She turned to look at the man who was talking to her. He looked – he looked as if he needed a bath, she decided; he looked Hoeraija, or possibly one of the southern nations, and he looked concerned.
She shook her head mutely. Who knew what would come out of her mouth right now?
The next words that came out of his mouth confirmed her fears; they weren’t in any language she understood. He followed them with another language, and then repeated himself. The last time, she recognized the tongue – one she had learned “the hard way,” before she had learned how to brew translation potions.
This time, she knew he was asking her if she needed help. She cleared her throat and pointed to the tower. “I just need to get there,” she tried, although she was fairly sure her accent was horrendous.
“Oh good. We do have a language in common. I was beginning to worry.” His smile was crooked and his accent, too, was an interesting one. “Sometimes, the ones that come from beyond the mesa that way,” he gestured to where there was – or, it seemed, had once been – a massive cliff and canyon – “they don’t know the local language or any of the local customs. Coupe of my friends were in that situation when they got here.”
“I,” she tried slowly, “find myself in a similar situation, but I am serving as the Kael in the local museum to Kaelingrade Torrent-Step…” She hesitated. She had been beloved by the Hoija when she went to sleep, but she had not always been looked kindly on by some of the other tribes, and she didn’t know how the Hoija thought of her now.
“That’s a good museum.” He seemed to guess at something similar to her concern. “Are you just play-acting, or…?”

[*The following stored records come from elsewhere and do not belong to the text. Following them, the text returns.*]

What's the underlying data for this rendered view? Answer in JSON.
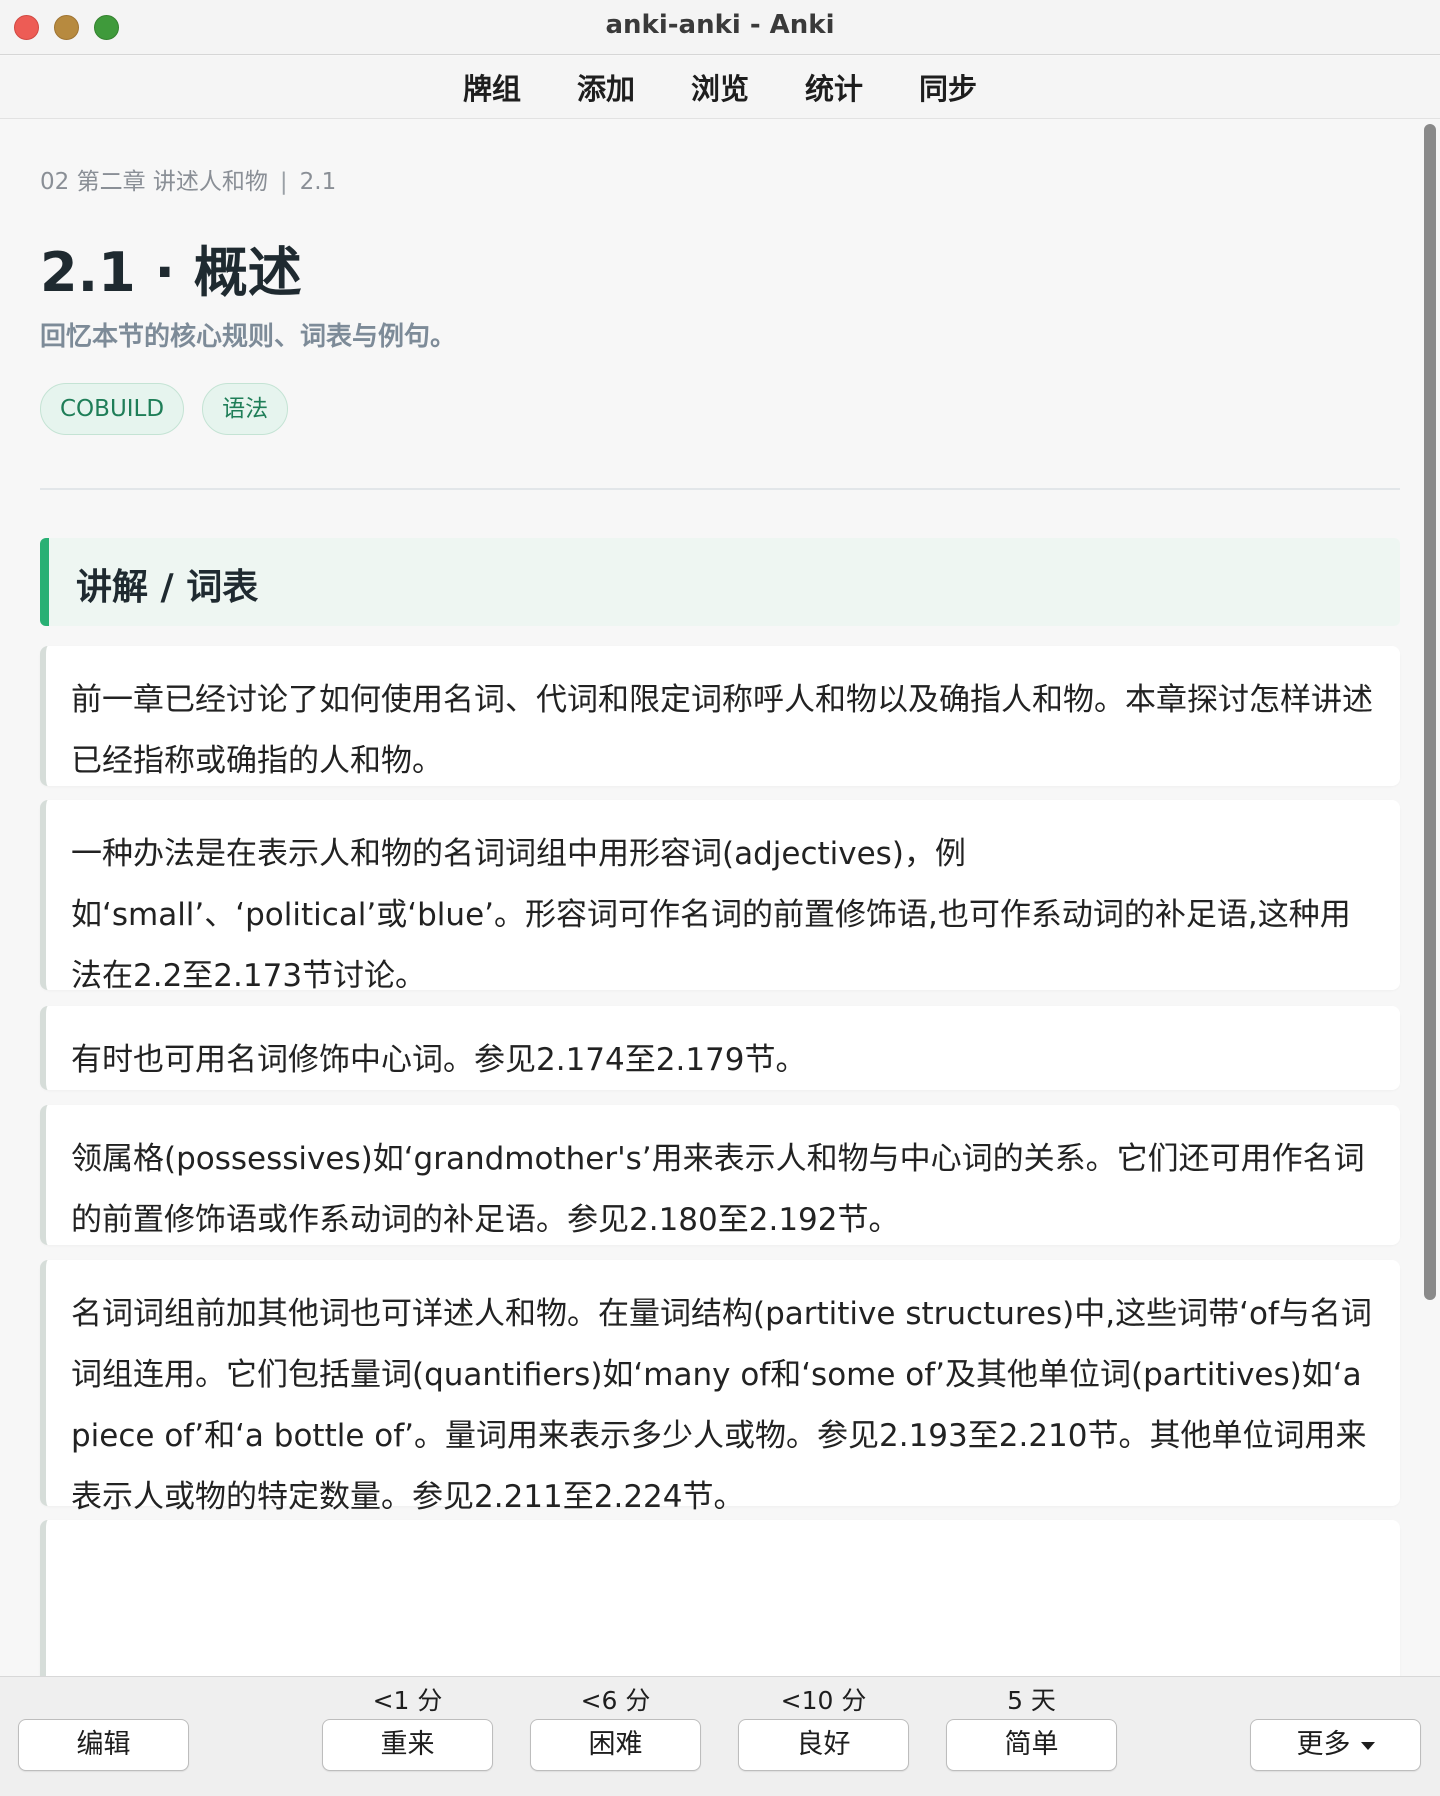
{
  "window": {
    "title": "anki-anki - Anki"
  },
  "toolbar": {
    "items": [
      "牌组",
      "添加",
      "浏览",
      "统计",
      "同步"
    ]
  },
  "card": {
    "breadcrumb": {
      "deck": "02 第二章 讲述人和物",
      "section": "2.1"
    },
    "title": "2.1 · 概述",
    "subtitle": "回忆本节的核心规则、词表与例句。",
    "tags": [
      "COBUILD",
      "语法"
    ],
    "section_header": "讲解 / 词表",
    "paragraphs": [
      "前一章已经讨论了如何使用名词、代词和限定词称呼人和物以及确指人和物。本章探讨怎样讲述已经指称或确指的人和物。",
      "一种办法是在表示人和物的名词词组中用形容词(adjectives)，例如‘small’、‘political’或‘blue’。形容词可作名词的前置修饰语,也可作系动词的补足语,这种用法在2.2至2.173节讨论。",
      "有时也可用名词修饰中心词。参见2.174至2.179节。",
      "领属格(possessives)如‘grandmother's’用来表示人和物与中心词的关系。它们还可用作名词的前置修饰语或作系动词的补足语。参见2.180至2.192节。",
      "名词词组前加其他词也可详述人和物。在量词结构(partitive structures)中,这些词带‘of与名词词组连用。它们包括量词(quantifiers)如‘many of和‘some of’及其他单位词(partitives)如‘a piece of’和‘a bottle of’。量词用来表示多少人或物。参见2.193至2.210节。其他单位词用来表示人或物的特定数量。参见2.211至2.224节。"
    ]
  },
  "bottom": {
    "edit_label": "编辑",
    "more_label": "更多",
    "answers": [
      {
        "label": "重来",
        "interval": "<1 分"
      },
      {
        "label": "困难",
        "interval": "<6 分"
      },
      {
        "label": "良好",
        "interval": "<10 分"
      },
      {
        "label": "简单",
        "interval": "5 天"
      }
    ]
  }
}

“I know a thing or two about potions. But…” She flushed as she realized what had gone wrong. “I forgot about how they can interact with some spirits.”
He looked askance at her. “That is either a very novice mistake.” His voice was very gentle. “Or you were distracted.”
“There was, ah.” She looked away. She did not know how this nation, this time, dealt with such things. Every tribe had been different, and some of those had swung their opinions from one direction to another within her lifetime – her awake pre-sleep life time. “There was someone.”
“That would do it. A new place, if I am correct, a new someone, perhaps, and then the wisest potion-mistress becomes a little fuddled. A lot fuddled, I’m thinking. You’re serving as the Kael. But you don’t speak Lambardesh? How does that – oh.” A smile grew over his face. “Translation potion?”
“Exactly.” She nodded, letting her chagrin show on her face. “And then there were drinks…”
“I see, I see. Yes. I don’t do potions, but I have done things along the same line. Well, let’s get you to the Tower, miss Kael, and hopefully you can sleep this head off before you need to make any more potions, mmm?”
“Sleep…” She wrinkled her nose. “Don’t want to sleep.”
“Oh, I’ve been there, believe me, more than once. But you can’t stay up forever. It’s not good for you, it’s worse for your potions, and think about what happens if you end up drifting off while brewing a potion. Come on, miss. We’ll get you into bed and then you can let the alcohol take its way and knock you out.”Want more?